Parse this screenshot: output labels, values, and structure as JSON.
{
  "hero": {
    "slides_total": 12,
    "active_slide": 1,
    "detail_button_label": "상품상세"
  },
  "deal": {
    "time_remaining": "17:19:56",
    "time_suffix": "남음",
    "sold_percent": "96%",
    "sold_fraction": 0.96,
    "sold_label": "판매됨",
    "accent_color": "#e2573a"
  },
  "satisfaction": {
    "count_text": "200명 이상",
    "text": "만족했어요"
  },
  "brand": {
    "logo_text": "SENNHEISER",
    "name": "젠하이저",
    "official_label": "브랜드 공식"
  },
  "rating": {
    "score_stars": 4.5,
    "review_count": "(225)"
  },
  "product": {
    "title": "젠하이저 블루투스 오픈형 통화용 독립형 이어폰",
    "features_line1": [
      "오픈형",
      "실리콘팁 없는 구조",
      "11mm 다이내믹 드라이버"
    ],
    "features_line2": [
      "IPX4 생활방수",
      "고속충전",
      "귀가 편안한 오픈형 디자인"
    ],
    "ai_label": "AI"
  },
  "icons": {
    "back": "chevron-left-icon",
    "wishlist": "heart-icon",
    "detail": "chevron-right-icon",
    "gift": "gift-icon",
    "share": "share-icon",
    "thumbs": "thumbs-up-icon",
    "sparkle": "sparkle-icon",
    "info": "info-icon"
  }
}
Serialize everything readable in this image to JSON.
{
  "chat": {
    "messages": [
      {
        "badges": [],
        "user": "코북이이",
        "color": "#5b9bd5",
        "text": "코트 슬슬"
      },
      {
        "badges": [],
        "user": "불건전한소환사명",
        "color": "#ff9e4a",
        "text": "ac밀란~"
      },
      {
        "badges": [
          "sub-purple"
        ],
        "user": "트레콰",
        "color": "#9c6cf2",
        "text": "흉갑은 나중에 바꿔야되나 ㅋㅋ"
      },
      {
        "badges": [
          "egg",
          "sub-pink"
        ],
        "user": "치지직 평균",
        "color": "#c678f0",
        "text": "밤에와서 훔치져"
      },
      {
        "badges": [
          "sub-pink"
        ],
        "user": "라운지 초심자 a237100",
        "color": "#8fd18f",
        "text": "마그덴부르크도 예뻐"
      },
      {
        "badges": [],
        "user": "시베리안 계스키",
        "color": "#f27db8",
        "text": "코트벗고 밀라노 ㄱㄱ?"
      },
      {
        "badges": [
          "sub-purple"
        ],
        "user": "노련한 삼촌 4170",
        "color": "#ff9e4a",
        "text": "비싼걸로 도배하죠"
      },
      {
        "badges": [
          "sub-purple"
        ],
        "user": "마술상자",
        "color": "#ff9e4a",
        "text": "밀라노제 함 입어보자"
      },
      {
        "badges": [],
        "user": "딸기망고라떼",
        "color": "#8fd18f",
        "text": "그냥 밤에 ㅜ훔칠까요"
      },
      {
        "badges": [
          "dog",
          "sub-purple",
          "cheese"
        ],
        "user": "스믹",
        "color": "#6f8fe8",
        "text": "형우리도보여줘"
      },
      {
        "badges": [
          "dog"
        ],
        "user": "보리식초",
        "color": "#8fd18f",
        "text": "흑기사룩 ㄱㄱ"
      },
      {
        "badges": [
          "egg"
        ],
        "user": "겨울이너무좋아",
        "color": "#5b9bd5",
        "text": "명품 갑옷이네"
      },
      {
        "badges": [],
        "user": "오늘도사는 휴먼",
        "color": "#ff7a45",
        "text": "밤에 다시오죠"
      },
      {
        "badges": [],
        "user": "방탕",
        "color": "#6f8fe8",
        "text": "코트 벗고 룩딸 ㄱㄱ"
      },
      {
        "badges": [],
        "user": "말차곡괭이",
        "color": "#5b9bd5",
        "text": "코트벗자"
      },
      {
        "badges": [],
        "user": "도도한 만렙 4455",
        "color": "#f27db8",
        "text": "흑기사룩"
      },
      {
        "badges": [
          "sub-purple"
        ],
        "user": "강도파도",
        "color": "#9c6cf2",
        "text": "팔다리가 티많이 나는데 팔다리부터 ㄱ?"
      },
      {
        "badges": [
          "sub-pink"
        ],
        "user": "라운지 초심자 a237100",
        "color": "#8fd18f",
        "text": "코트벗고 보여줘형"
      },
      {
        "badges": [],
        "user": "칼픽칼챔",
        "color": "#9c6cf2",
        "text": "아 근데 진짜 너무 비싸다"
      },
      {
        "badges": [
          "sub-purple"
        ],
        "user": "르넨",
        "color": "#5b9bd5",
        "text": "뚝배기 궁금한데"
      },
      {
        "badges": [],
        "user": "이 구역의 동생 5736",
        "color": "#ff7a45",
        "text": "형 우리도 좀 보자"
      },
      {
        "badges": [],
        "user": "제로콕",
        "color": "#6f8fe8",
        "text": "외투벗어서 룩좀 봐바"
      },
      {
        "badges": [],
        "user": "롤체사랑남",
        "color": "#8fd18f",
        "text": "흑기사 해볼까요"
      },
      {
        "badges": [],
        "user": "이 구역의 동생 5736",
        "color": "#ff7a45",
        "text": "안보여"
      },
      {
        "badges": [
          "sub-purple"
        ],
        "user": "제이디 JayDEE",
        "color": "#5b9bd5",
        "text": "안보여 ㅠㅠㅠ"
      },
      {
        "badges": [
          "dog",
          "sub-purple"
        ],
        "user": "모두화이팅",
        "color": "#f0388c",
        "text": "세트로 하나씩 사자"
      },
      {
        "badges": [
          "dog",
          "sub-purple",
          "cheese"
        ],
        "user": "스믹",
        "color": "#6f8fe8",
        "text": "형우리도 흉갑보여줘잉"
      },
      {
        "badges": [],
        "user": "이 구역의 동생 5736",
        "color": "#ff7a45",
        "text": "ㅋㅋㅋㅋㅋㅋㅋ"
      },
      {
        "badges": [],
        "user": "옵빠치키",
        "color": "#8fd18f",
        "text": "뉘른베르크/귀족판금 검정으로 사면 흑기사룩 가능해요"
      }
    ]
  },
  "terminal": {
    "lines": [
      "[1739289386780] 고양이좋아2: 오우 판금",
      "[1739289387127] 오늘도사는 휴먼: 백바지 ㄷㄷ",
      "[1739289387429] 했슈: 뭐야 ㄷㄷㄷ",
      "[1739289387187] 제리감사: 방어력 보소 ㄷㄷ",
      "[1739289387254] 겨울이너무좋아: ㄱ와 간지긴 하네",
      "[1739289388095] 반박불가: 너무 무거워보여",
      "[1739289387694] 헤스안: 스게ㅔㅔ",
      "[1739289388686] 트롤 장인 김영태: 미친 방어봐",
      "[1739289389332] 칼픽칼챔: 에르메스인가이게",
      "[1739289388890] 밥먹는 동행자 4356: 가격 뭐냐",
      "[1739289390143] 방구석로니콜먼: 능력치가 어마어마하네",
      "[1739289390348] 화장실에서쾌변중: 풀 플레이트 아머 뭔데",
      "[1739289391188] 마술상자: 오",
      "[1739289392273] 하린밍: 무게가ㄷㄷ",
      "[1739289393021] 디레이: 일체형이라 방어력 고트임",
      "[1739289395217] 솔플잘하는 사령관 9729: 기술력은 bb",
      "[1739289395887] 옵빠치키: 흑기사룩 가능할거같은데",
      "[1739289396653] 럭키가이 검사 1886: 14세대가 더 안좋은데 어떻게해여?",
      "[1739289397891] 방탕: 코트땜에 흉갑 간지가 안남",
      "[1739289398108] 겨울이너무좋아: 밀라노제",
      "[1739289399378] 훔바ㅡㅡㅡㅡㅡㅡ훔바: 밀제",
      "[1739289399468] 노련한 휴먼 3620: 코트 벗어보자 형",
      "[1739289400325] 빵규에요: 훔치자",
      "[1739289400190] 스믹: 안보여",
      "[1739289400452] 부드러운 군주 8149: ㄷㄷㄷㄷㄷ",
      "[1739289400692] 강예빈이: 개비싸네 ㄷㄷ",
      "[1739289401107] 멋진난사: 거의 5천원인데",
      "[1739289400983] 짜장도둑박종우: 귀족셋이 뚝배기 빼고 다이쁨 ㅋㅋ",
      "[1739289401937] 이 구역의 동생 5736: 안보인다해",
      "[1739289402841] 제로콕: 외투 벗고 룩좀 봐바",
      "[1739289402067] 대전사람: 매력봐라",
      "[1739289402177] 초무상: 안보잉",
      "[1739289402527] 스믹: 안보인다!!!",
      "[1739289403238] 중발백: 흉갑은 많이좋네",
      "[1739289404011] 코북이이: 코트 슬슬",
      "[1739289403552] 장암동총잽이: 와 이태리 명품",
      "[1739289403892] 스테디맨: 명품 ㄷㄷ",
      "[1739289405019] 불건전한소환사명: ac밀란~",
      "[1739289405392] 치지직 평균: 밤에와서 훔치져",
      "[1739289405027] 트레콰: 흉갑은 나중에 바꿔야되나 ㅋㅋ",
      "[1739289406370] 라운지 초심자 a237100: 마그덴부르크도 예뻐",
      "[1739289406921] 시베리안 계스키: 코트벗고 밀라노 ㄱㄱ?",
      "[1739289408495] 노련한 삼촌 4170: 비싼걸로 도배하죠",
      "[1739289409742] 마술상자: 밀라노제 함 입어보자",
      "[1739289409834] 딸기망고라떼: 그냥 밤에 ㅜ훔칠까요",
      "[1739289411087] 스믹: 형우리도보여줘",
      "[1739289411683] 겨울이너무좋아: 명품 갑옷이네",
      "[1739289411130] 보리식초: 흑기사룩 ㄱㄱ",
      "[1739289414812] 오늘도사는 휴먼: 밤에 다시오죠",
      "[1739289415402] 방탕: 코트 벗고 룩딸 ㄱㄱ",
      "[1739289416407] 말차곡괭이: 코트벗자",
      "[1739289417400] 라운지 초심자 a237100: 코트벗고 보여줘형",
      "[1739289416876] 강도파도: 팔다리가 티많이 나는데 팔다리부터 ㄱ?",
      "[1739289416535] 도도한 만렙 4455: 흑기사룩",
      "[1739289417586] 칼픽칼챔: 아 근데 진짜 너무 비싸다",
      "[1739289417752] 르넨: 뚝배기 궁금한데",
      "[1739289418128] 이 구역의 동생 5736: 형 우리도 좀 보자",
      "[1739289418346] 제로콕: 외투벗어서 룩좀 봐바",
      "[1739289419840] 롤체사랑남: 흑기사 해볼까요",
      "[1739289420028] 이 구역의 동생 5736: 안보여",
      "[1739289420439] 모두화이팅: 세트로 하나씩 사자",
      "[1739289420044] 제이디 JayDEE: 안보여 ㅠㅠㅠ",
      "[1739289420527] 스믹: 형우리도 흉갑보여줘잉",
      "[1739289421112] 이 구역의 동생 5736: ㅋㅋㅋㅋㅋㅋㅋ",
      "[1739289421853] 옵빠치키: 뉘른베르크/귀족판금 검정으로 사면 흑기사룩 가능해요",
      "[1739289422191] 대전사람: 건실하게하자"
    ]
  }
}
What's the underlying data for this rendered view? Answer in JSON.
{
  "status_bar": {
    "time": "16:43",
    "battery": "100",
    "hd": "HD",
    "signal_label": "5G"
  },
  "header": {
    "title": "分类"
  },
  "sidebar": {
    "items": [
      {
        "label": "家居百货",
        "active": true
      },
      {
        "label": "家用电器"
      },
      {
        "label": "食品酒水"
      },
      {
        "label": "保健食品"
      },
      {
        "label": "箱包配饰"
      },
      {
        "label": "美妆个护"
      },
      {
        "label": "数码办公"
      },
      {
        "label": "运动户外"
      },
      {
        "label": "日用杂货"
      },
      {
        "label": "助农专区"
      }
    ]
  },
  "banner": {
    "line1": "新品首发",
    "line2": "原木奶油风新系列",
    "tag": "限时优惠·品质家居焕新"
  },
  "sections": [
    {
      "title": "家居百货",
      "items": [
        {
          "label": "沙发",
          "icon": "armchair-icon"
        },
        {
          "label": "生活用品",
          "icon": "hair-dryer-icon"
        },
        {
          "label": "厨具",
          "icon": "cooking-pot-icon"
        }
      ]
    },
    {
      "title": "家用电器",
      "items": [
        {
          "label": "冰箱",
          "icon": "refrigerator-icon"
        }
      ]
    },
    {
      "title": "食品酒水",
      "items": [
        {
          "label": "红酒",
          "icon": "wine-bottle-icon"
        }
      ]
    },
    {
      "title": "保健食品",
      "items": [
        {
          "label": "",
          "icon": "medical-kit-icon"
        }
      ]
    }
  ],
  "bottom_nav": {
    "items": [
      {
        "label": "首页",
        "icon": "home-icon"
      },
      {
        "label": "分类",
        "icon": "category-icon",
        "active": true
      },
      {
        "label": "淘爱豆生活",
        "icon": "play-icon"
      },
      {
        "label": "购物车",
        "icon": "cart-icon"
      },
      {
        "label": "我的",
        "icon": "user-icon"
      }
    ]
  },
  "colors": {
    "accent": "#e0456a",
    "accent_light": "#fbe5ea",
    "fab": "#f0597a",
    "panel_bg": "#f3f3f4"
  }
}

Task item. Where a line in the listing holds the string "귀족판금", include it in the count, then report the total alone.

Answer for this exercise. 2